#### [EXERCISE GOAL]
For each line of the data below, copy it if it holds the word "REGIONAL".

#### [DATA SECTION]
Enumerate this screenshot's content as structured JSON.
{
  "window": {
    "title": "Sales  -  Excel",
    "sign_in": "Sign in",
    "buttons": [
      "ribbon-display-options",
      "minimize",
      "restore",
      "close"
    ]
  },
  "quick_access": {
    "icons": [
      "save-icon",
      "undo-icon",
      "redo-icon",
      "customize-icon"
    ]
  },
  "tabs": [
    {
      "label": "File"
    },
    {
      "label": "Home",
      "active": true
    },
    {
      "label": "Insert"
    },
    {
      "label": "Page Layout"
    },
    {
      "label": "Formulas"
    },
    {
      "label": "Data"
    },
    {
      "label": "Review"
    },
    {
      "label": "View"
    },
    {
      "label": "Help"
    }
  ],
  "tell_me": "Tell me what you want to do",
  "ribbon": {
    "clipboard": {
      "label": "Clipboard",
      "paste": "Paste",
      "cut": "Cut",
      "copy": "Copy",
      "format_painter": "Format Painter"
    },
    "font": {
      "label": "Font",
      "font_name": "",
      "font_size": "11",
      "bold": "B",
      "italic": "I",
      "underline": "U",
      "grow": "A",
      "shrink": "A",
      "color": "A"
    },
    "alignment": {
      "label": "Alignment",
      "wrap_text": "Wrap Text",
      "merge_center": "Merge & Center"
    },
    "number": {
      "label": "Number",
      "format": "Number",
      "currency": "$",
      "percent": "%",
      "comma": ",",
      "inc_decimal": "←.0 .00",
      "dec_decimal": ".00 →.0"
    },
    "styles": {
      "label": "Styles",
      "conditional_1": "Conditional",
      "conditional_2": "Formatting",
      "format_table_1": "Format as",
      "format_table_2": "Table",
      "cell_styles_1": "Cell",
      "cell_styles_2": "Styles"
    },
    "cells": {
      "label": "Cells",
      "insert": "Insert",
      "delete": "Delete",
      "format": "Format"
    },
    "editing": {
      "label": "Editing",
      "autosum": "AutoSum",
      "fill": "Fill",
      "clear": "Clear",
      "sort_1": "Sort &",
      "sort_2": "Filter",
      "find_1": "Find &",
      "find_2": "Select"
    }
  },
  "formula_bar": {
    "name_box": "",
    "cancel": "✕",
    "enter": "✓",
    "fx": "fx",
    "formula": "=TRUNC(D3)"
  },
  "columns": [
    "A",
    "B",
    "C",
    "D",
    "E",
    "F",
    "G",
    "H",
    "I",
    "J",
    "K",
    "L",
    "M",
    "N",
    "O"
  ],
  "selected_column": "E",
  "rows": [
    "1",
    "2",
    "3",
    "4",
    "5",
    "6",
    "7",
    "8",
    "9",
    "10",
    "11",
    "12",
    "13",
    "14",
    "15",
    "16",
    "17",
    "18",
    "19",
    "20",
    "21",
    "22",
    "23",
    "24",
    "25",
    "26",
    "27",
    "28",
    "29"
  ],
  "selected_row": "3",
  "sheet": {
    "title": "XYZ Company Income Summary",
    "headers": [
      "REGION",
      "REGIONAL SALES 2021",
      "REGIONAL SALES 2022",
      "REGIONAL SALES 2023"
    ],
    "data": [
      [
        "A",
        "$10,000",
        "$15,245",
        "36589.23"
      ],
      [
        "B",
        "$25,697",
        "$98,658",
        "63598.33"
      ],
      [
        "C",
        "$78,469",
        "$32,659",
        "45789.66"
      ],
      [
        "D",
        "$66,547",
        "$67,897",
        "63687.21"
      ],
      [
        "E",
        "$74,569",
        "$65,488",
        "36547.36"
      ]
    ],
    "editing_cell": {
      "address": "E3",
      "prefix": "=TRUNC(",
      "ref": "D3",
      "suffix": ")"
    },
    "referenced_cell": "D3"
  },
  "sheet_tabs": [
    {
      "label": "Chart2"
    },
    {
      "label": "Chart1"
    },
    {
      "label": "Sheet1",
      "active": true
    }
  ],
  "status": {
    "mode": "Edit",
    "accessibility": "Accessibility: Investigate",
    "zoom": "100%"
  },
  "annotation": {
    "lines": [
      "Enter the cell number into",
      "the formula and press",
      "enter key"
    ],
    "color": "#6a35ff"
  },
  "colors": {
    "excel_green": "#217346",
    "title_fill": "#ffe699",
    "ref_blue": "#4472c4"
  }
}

#### [YOUR SOLUTION]
      "REGIONAL SALES 2021",
      "REGIONAL SALES 2022",
      "REGIONAL SALES 2023"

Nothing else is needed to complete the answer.